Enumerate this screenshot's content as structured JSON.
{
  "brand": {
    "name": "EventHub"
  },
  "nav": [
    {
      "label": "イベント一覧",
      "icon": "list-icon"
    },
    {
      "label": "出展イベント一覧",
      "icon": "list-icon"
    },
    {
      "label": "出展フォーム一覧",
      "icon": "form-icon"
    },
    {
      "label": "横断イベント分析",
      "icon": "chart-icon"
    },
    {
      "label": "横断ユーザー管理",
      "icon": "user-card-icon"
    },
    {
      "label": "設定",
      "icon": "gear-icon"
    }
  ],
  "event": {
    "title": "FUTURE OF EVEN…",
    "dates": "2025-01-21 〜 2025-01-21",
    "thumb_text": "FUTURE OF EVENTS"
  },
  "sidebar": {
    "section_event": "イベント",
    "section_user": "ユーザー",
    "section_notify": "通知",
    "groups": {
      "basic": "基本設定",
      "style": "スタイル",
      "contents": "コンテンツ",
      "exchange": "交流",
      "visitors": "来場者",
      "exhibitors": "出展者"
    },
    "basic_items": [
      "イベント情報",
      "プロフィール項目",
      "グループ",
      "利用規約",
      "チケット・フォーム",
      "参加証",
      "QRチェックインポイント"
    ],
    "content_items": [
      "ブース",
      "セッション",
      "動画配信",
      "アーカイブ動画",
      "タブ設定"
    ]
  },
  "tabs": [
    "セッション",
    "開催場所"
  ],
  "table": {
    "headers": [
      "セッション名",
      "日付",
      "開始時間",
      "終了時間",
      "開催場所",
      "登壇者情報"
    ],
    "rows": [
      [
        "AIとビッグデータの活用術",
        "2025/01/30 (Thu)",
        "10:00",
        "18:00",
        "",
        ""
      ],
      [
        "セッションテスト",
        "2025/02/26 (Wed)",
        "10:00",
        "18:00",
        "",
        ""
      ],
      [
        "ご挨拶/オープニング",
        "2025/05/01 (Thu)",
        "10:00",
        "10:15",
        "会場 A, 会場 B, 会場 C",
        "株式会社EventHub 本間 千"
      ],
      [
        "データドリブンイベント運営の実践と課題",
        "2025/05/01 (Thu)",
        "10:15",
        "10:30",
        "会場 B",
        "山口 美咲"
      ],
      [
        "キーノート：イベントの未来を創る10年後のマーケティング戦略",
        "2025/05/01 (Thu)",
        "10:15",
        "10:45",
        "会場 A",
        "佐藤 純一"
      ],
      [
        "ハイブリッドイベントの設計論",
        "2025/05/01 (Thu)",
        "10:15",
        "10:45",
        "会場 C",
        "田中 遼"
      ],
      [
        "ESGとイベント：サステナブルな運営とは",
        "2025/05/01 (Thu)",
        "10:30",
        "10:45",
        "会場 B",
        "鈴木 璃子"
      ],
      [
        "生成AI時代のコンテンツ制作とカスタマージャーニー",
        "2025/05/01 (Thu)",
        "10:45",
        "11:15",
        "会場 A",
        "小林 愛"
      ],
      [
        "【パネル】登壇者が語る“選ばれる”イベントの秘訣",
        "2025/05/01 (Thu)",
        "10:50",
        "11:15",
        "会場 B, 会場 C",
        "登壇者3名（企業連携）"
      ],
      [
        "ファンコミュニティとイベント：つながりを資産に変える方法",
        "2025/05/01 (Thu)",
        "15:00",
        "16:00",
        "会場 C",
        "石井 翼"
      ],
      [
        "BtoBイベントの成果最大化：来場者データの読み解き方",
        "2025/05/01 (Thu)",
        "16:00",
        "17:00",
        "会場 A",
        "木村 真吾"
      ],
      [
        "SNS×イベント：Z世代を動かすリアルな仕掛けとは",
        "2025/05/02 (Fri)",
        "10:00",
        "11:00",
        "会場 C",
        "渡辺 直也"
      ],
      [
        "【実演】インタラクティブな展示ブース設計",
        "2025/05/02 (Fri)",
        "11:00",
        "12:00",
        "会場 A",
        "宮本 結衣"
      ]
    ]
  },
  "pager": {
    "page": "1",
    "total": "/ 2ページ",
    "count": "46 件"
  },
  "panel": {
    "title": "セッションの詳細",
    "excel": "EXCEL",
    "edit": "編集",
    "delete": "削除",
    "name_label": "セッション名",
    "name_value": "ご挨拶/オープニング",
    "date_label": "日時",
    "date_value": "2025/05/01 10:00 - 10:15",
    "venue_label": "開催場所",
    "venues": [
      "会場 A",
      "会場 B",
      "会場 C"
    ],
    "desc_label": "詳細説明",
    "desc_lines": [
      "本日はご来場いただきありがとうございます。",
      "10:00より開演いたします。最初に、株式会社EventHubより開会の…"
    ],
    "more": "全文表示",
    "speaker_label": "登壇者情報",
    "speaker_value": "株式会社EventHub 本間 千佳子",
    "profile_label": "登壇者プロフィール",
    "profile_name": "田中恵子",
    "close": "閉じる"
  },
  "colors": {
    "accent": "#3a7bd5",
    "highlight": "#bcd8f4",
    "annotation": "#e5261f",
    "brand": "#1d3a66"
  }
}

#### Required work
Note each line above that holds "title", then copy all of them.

#### Exercise solution
    "title": "FUTURE OF EVEN…",
    "title": "セッションの詳細",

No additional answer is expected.